The town of Londonderry has joined the Southern Vermont Communications Union District, the entity formed earlier this year with the goal of bringing high-speed internet to underserved parts of the region.
The Windham County town’s addition to the CUD, unanimously approved by the entity’s board at its Nov. 11 meeting, marks the first time a town has joined the district since a dozen towns opted to become founding members through Town Meeting Day votes in March.
All of the other towns within the district — Arlington, Bennington, Dorset, Landgrove, Manchester, Pownal, Peru, Rupert, Sandgate, Shaftsbury, Sunderland and Woodford — are located within Bennington County.
Resident Jeff Such will serve as Londonderry’s representative on the district’s board, with Ellen Seidman serving as an alternate.
Londonderry already is a member of the Deerfield Valley Communications Union District, having joined this past summer. That district, which also formed earlier this year, now represents 19 towns, most of which are in Windham County. The district also includes Readsboro and Stamford, of Bennington County, and Weston, of Windsor County.
The Londonderry Select Board voted to request the town’s admission to the Southern Vermont CUD at its Oct. 19 meeting after Such noted the possibility of collaboration between the two adjacent districts.
“I think it’s prudent for us to hedge our bets, I guess, to a certain extent, and join up with Southern Vermont as well so we are privy to what both districts are doing,” Such said during the meeting. “There’s scuttlebutt about some level of operational partnership and I think it behooves us — sitting, again, at the intersection of the two districts — to join both and be best positioned to take advantage of whatever agreement the two districts come to.”

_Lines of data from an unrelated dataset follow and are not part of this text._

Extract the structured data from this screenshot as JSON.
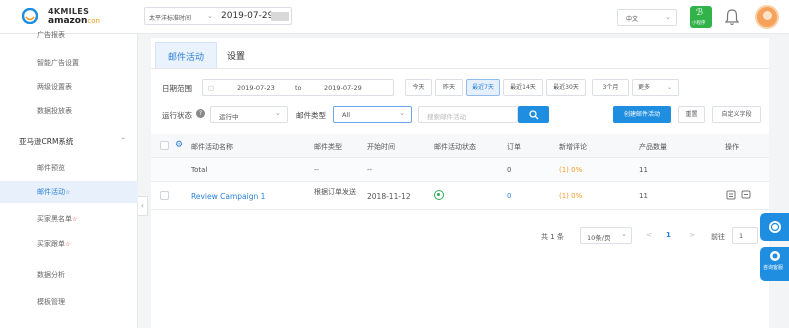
{
  "header": {
    "logo_line1": "4KMILES",
    "logo_line2": "amazon",
    "logo_suffix": "con",
    "timezone": "太平洋标准时间",
    "date": "2019-07-29",
    "language": "中文",
    "mini_program": "小程序"
  },
  "sidebar": {
    "items": [
      {
        "label": "广告报表"
      },
      {
        "label": "智能广告设置"
      },
      {
        "label": "两级设置表"
      },
      {
        "label": "数据投放表"
      },
      {
        "label": "亚马逊CRM系统"
      },
      {
        "label": "邮件预览"
      },
      {
        "label": "邮件活动"
      },
      {
        "label": "买家黑名单"
      },
      {
        "label": "买家跟单"
      },
      {
        "label": "数据分析"
      },
      {
        "label": "模板管理"
      }
    ],
    "new_badge": "☆"
  },
  "tabs": [
    {
      "label": "邮件活动"
    },
    {
      "label": "设置"
    }
  ],
  "filters": {
    "date_label": "日期范围",
    "date_from": "2019-07-23",
    "to": "to",
    "date_to": "2019-07-29",
    "quick": [
      "今天",
      "昨天",
      "最近7天",
      "最近14天",
      "最近30天",
      "3个月",
      "更多"
    ],
    "status_label": "运行状态",
    "status_value": "运行中",
    "type_label": "邮件类型",
    "type_value": "All",
    "search_placeholder": "搜索邮件活动",
    "create_button": "创建邮件活动",
    "reset_button": "重置",
    "custom_button": "自定义字段"
  },
  "table": {
    "headers": [
      "邮件活动名称",
      "邮件类型",
      "开始时间",
      "邮件活动状态",
      "订单",
      "新增评论",
      "产品数量",
      "操作"
    ],
    "rows": [
      {
        "name": "Total",
        "type": "--",
        "start": "--",
        "status": "",
        "orders": "0",
        "reviews": "(1) 0%",
        "products": "11"
      },
      {
        "name": "Review Campaign 1",
        "type": "根据订单发送",
        "start": "2018-11-12",
        "status": "",
        "orders": "0",
        "reviews": "(1) 0%",
        "products": "11"
      }
    ]
  },
  "pagination": {
    "total": "共 1 条",
    "page_size": "10条/页",
    "prev": "<",
    "page": "1",
    "next": ">",
    "goto_label": "前往",
    "goto_value": "1"
  },
  "float": {
    "label": "咨询客服"
  }
}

A consultant team hired by the Southern Vermont CUD previously determined that the district will need to partner or merge with a neighboring district — Deerfield Valley, most likely — to ensure its financial viability.
At the Nov. 11 meeting, the Southern Vermont CUD’s board recapped its activities this year and shared potential plans for the future as part of a hearing on its annual report.
The district’s board over the summer chose to endorse telecommunications firm Tilson’s bid in a federal auction for funds to expand broadband in the region. In September, it approved a contract with the same company to take stock of thousands of utility poles in part of the district, a potential precursor to designing a network.
The district has received grants this year totaling $170,000, according to the entity’s annual report, a figure that includes a $60,000 state grant for the feasibility study by the consultant team mentioned above.
Board members said during the meeting that a committee or working group is forming to explore potential collaboration between the Southern Vermont and Deerfield Valley districts.
“A lot of us have been thinking about a two-county solution really from the beginning, and Deerfield Valley is thinking along those lines, too,” said Tim Scoggins, who chairs the Southern Vermont CUD’s board. “So it’s likely that we’ll end up going that way.”
The clerk of Deerfield Valley’s governing board didn’t immediately respond to an email on Monday seeking comment.
Scoggins said the district would likely modify its feasibility study to reflect a prospective collaboration with Deerfield Valley before finalizing the document and developing a business plan.
The outcome of the federal auction, which Scoggins said is anticipated around the end of this year or January, will shape the district’s next steps, the chairman said. The consultant team previously found that a victory of Tilson or an incumbent provider willing to partner with the district would be preferred outcomes.
Scoggins said that next year, if sufficient funds were identified, the district would explore hiring a part-time, professional administrator, citing a need to build institutional memory and the limits of relying on volunteers.
Other prospective activities for the district in the new year, according to Scoggins, include rebranding under a trade name it has already secured, Catamount Fiber, and launching a “pre-subscription campaign” to document resident interest in broadband service, which in turn could help the district entice a private provider to partner with it.
The Deerfield Valley Communications Union District already has taken similar action with respect to its name, adopting the trade name of DVFiber.